With the pictures omitted, write out the entries that follow exactly as they stand.

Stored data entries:
--- START ---
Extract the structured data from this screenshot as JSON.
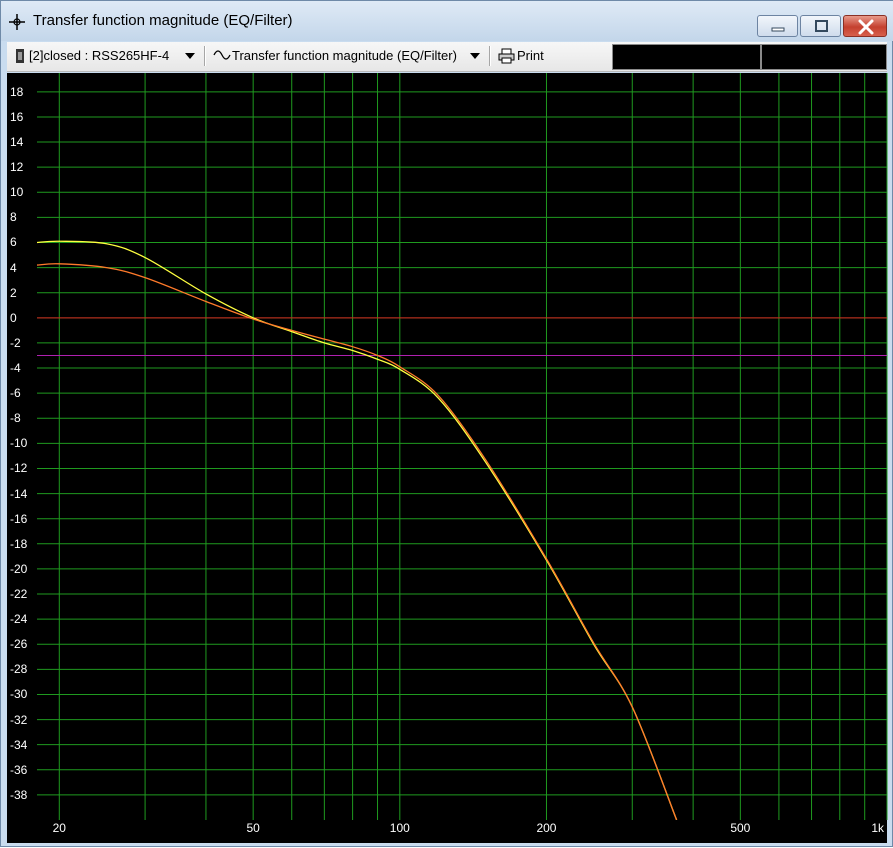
{
  "window": {
    "title": "Transfer function magnitude (EQ/Filter)"
  },
  "toolbar": {
    "driver_selector": "[2]closed : RSS265HF-4",
    "view_selector": "Transfer function magnitude (EQ/Filter)",
    "print_label": "Print"
  },
  "colors": {
    "plot_background": "#000000",
    "grid": "#1f9a1f",
    "curve_yellow": "#ffff40",
    "curve_orange": "#ff7a2a",
    "reference_0db": "#d42020",
    "reference_minus3db": "#b020b0"
  },
  "chart_data": {
    "type": "line",
    "title": "",
    "xlabel": "",
    "ylabel": "",
    "x_scale": "log",
    "xlim": [
      18,
      1000
    ],
    "ylim": [
      -40,
      19.5
    ],
    "grid": true,
    "x_tick_labels": [
      {
        "value": 20,
        "label": "20"
      },
      {
        "value": 50,
        "label": "50"
      },
      {
        "value": 100,
        "label": "100"
      },
      {
        "value": 200,
        "label": "200"
      },
      {
        "value": 500,
        "label": "500"
      },
      {
        "value": 1000,
        "label": "1k"
      }
    ],
    "x_grid_values": [
      20,
      30,
      40,
      50,
      60,
      70,
      80,
      90,
      100,
      200,
      300,
      400,
      500,
      600,
      700,
      800,
      900,
      1000
    ],
    "y_ticks": [
      18,
      16,
      14,
      12,
      10,
      8,
      6,
      4,
      2,
      0,
      -2,
      -4,
      -6,
      -8,
      -10,
      -12,
      -14,
      -16,
      -18,
      -20,
      -22,
      -24,
      -26,
      -28,
      -30,
      -32,
      -34,
      -36,
      -38
    ],
    "reference_lines": [
      {
        "y": 0,
        "color": "#d42020"
      },
      {
        "y": -3,
        "color": "#b020b0"
      }
    ],
    "series": [
      {
        "color": "#ffff40",
        "x": [
          18,
          20,
          25,
          30,
          40,
          50,
          60,
          70,
          80,
          90,
          100,
          120,
          150,
          200,
          250,
          300,
          370
        ],
        "y": [
          6.0,
          6.1,
          5.9,
          4.8,
          1.9,
          0.0,
          -1.1,
          -2.0,
          -2.6,
          -3.3,
          -4.1,
          -6.4,
          -11.5,
          -19.3,
          -26.0,
          -31.0,
          -40.0
        ]
      },
      {
        "color": "#ff7a2a",
        "x": [
          18,
          20,
          25,
          30,
          40,
          50,
          60,
          70,
          80,
          90,
          100,
          120,
          150,
          200,
          250,
          300,
          370
        ],
        "y": [
          4.2,
          4.3,
          4.0,
          3.2,
          1.3,
          -0.1,
          -1.0,
          -1.7,
          -2.3,
          -3.0,
          -3.9,
          -6.2,
          -11.3,
          -19.2,
          -25.9,
          -31.0,
          -40.0
        ]
      }
    ]
  }
}
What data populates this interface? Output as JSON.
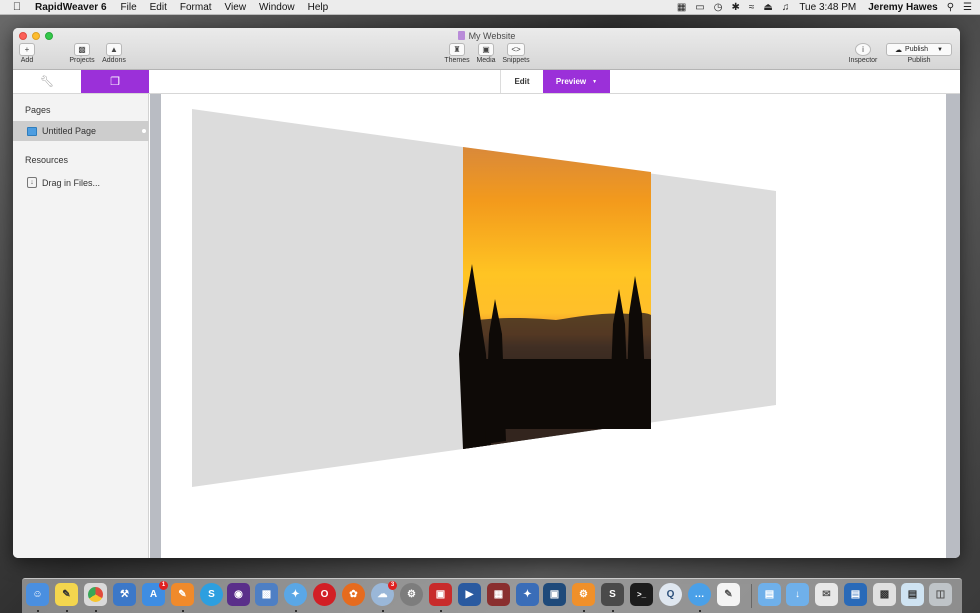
{
  "menubar": {
    "app_name": "RapidWeaver 6",
    "items": [
      "File",
      "Edit",
      "Format",
      "View",
      "Window",
      "Help"
    ],
    "clock": "Tue 3:48 PM",
    "user": "Jeremy Hawes"
  },
  "window": {
    "title": "My Website"
  },
  "toolbar": {
    "add_label": "Add",
    "projects_label": "Projects",
    "addons_label": "Addons",
    "themes_label": "Themes",
    "media_label": "Media",
    "snippets_label": "Snippets",
    "inspector_label": "Inspector",
    "publish_button": "Publish",
    "publish_label": "Publish"
  },
  "modes": {
    "edit": "Edit",
    "preview": "Preview"
  },
  "sidebar": {
    "pages_header": "Pages",
    "pages": [
      {
        "label": "Untitled Page"
      }
    ],
    "resources_header": "Resources",
    "drag_files": "Drag in Files..."
  },
  "dock": {
    "icons": [
      "finder-icon",
      "stickies-icon",
      "chrome-icon",
      "xcode-icon",
      "app-store-icon",
      "pages-icon",
      "skype-icon",
      "photo-booth-icon",
      "screenshot-icon",
      "safari-icon",
      "opera-icon",
      "firefox-icon",
      "cloud-app-icon",
      "system-preferences-icon",
      "remote-desktop-icon",
      "imovie-icon",
      "photo-slideshow-icon",
      "twitter-icon",
      "spaces-icon",
      "settings-icon",
      "sublime-text-icon",
      "terminal-icon",
      "quicktime-icon",
      "messages-icon",
      "textedit-icon",
      "applications-folder-icon",
      "downloads-folder-icon",
      "mail-stack-icon",
      "documents-stack-icon",
      "desktop-stack-icon",
      "screenshots-stack-icon",
      "trash-icon"
    ],
    "app_store_badge": "1",
    "cloud_app_badge": "3"
  },
  "colors": {
    "accent": "#9b30d9"
  }
}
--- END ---
§ **Written answer**
Extract the structured data from this screenshot as JSON.
{
  "window": {
    "title": "Transfer function magnitude (EQ/Filter)"
  },
  "toolbar": {
    "driver_selector": "[2]closed : RSS265HF-4",
    "view_selector": "Transfer function magnitude (EQ/Filter)",
    "print_label": "Print"
  },
  "colors": {
    "plot_background": "#000000",
    "grid": "#1f9a1f",
    "curve_yellow": "#ffff40",
    "curve_orange": "#ff7a2a",
    "reference_0db": "#d42020",
    "reference_minus3db": "#b020b0"
  },
  "chart_data": {
    "type": "line",
    "title": "",
    "xlabel": "",
    "ylabel": "",
    "x_scale": "log",
    "xlim": [
      18,
      1000
    ],
    "ylim": [
      -40,
      19.5
    ],
    "grid": true,
    "x_tick_labels": [
      {
        "value": 20,
        "label": "20"
      },
      {
        "value": 50,
        "label": "50"
      },
      {
        "value": 100,
        "label": "100"
      },
      {
        "value": 200,
        "label": "200"
      },
      {
        "value": 500,
        "label": "500"
      },
      {
        "value": 1000,
        "label": "1k"
      }
    ],
    "x_grid_values": [
      20,
      30,
      40,
      50,
      60,
      70,
      80,
      90,
      100,
      200,
      300,
      400,
      500,
      600,
      700,
      800,
      900,
      1000
    ],
    "y_ticks": [
      18,
      16,
      14,
      12,
      10,
      8,
      6,
      4,
      2,
      0,
      -2,
      -4,
      -6,
      -8,
      -10,
      -12,
      -14,
      -16,
      -18,
      -20,
      -22,
      -24,
      -26,
      -28,
      -30,
      -32,
      -34,
      -36,
      -38
    ],
    "reference_lines": [
      {
        "y": 0,
        "color": "#d42020"
      },
      {
        "y": -3,
        "color": "#b020b0"
      }
    ],
    "series": [
      {
        "color": "#ffff40",
        "x": [
          18,
          20,
          25,
          30,
          40,
          50,
          60,
          70,
          80,
          90,
          100,
          120,
          150,
          200,
          250,
          300,
          370
        ],
        "y": [
          6.0,
          6.1,
          5.9,
          4.8,
          1.9,
          0.0,
          -1.1,
          -2.0,
          -2.6,
          -3.3,
          -4.1,
          -6.4,
          -11.5,
          -19.3,
          -26.0,
          -31.0,
          -40.0
        ]
      },
      {
        "color": "#ff7a2a",
        "x": [
          18,
          20,
          25,
          30,
          40,
          50,
          60,
          70,
          80,
          90,
          100,
          120,
          150,
          200,
          250,
          300,
          370
        ],
        "y": [
          4.2,
          4.3,
          4.0,
          3.2,
          1.3,
          -0.1,
          -1.0,
          -1.7,
          -2.3,
          -3.0,
          -3.9,
          -6.2,
          -11.3,
          -19.2,
          -25.9,
          -31.0,
          -40.0
        ]
      }
    ]
  }
}
What data populates this interface? Output as JSON.
{
  "menubar": {
    "app_name": "RapidWeaver 6",
    "items": [
      "File",
      "Edit",
      "Format",
      "View",
      "Window",
      "Help"
    ],
    "clock": "Tue 3:48 PM",
    "user": "Jeremy Hawes"
  },
  "window": {
    "title": "My Website"
  },
  "toolbar": {
    "add_label": "Add",
    "projects_label": "Projects",
    "addons_label": "Addons",
    "themes_label": "Themes",
    "media_label": "Media",
    "snippets_label": "Snippets",
    "inspector_label": "Inspector",
    "publish_button": "Publish",
    "publish_label": "Publish"
  },
  "modes": {
    "edit": "Edit",
    "preview": "Preview"
  },
  "sidebar": {
    "pages_header": "Pages",
    "pages": [
      {
        "label": "Untitled Page"
      }
    ],
    "resources_header": "Resources",
    "drag_files": "Drag in Files..."
  },
  "dock": {
    "icons": [
      "finder-icon",
      "stickies-icon",
      "chrome-icon",
      "xcode-icon",
      "app-store-icon",
      "pages-icon",
      "skype-icon",
      "photo-booth-icon",
      "screenshot-icon",
      "safari-icon",
      "opera-icon",
      "firefox-icon",
      "cloud-app-icon",
      "system-preferences-icon",
      "remote-desktop-icon",
      "imovie-icon",
      "photo-slideshow-icon",
      "twitter-icon",
      "spaces-icon",
      "settings-icon",
      "sublime-text-icon",
      "terminal-icon",
      "quicktime-icon",
      "messages-icon",
      "textedit-icon",
      "applications-folder-icon",
      "downloads-folder-icon",
      "mail-stack-icon",
      "documents-stack-icon",
      "desktop-stack-icon",
      "screenshots-stack-icon",
      "trash-icon"
    ],
    "app_store_badge": "1",
    "cloud_app_badge": "3"
  },
  "colors": {
    "accent": "#9b30d9"
  }
}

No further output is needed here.